[What you need to do]
Go through the data below and return each line containing the word "this".

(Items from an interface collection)
• • •
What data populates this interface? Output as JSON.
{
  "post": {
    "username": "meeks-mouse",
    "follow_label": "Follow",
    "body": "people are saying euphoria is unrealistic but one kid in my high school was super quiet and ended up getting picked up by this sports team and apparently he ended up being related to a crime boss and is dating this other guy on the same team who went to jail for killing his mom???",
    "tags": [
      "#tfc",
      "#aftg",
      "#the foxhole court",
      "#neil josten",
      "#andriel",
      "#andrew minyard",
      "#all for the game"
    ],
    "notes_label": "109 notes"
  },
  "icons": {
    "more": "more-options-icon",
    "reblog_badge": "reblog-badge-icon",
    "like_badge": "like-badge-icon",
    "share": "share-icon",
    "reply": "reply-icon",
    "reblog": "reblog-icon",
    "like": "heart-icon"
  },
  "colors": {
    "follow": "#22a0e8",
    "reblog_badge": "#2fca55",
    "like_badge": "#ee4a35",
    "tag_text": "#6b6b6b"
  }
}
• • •
[Problem solution]
What data populates this interface? Output as JSON.
    "body": "people are saying euphoria is unrealistic but one kid in my high school was super quiet and ended up getting picked up by this sports team and apparently he ended up being related to a crime boss and is dating this other guy on the same team who went to jail for killing his mom???",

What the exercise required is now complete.